U.S. Senate Approves LGBT Non-Discrimination Bill, but Challenges Remain in the House

12/31/2013 / Andrew D. Moran

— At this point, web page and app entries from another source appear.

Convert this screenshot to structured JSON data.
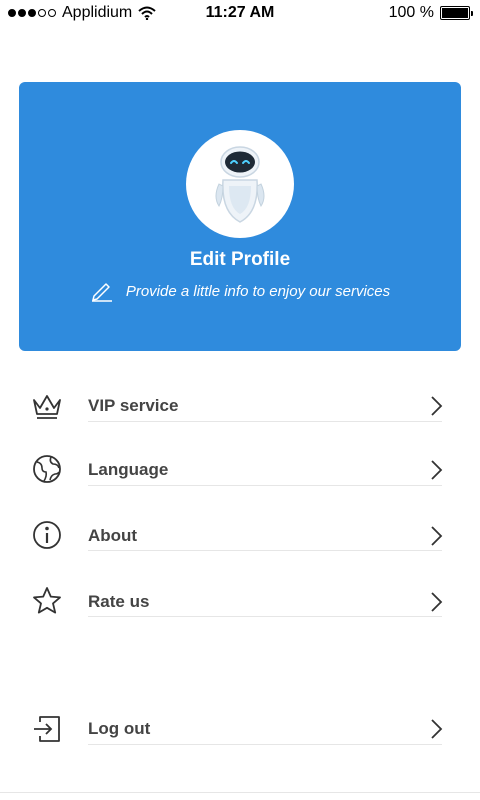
{
  "status_bar": {
    "carrier": "Applidium",
    "time": "11:27 AM",
    "battery": "100 %"
  },
  "profile": {
    "title": "Edit Profile",
    "subtitle": "Provide a little info to enjoy our services"
  },
  "menu": [
    {
      "label": "VIP service",
      "icon": "crown-icon"
    },
    {
      "label": "Language",
      "icon": "globe-icon"
    },
    {
      "label": "About",
      "icon": "info-icon"
    },
    {
      "label": "Rate us",
      "icon": "star-icon"
    },
    {
      "label": "Log out",
      "icon": "logout-icon"
    }
  ],
  "colors": {
    "accent": "#2f8bdd",
    "text": "#444444",
    "divider": "#e6e6e6"
  }
}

On November 7, 2013, the United States Senate passed bill S.815, officially titled the Employment Non-Discrimination Act (ENDA), by a vote of 64 to 32. If passed, ENDA would make it unlawful for employers with 15 or more employees to refuse to hire, discharge, or otherwise discriminate against employees or job applications because of actual or perceived sexual orientation or gender identity. ENDA also contains a provision which would prohibit discrimination based upon an employee’s association with an individual protected on account of actual or perceived sexual orientation or gender identity. 
 
Like many state and federal non-discrimination laws, ENDA contains a non-retaliation provision which prohibits discrimination against individuals who oppose practices made unlawful by ENDA or who initiate or participate in investigations or proceedings under the Act. ENDA would only permit claims of discriminatory treatment, not disparate impact, meaning employees and applicants could not successfully allege that a facially-neutral policy has a discriminatory impact on the basis of sexual orientation or gender identity. In order to establish an unlawful employment practice, a complaining party would be required to establish that actual or perceived sexual orientation or gender identity was a motivating factor in such practice. Remedies under ENDA would include back pay, compensatory and punitive damages, and a reasonable attorney’s fee to a prevailing party.
 
Even though ENDA received supporting votes from ten Republican Senators, the proposed legislation faces an uphill battle in the Republican-controlled House of Representatives. A number of House leaders have voiced opposition to ENDA, including concerns that the proposed legislation is overly broad and would lead to frivolous litigation. 
 
Even if the House does not vote to pass ENDA, employers should be aware of state and local laws which already prohibit employment discrimination on the basis of sexual orientation. The Minnesota Human Rights Act, for example, prohibits discrimination on the basis of sexual orientation, which includes having a self-image or identity not traditionally associated with one’s biological gender. In addition, the Equal Employment Opportunity Commission (EEOC) has taken an aggressive stance with regard to LGBT discrimination, consistent with its Strategic Enforcement Plan for 2013-2016 which identifies “coverage of lesbian, gay, bisexual and transgender individuals under Title VII” as a top enforcement priority. 
 
The EEOC recently secured a $50,000 settlement agreement for an employee of a South Dakota supermarket who alleged she was fired because of her transgender status. The employee had worked for the supermarket for five years when she informed her employer that she intended to transition from male to female at work. According to the employee, she was told that she was “making other employees uncomfortable” with her transition. The charge filed with the EEOC alleged that her termination constituted unlawful sex-based discrimination under Title VII of the Civil Rights Act of 1964. After the EEOC found that there was reasonable cause to believe the employer had violated Title VII, the parties agreed to settle the dispute. 
 
Employers should monitor the status of ENDA as it moves through the House of Representatives. Even if ENDA does not become law, employers should be mindful of sexual orientation and gender identity discrimination issues in the workplace. The EEOC has made clear its commitment to battling discrimination toward employees on the basis of sexual orientation and gender identity, and is expected to pursue significant and aggressive enforcement action in this area. Employers should review their policies and procedures for compliance with state, federal and local employment laws and ensure that workers are well-trained regarding harassment in the workplace.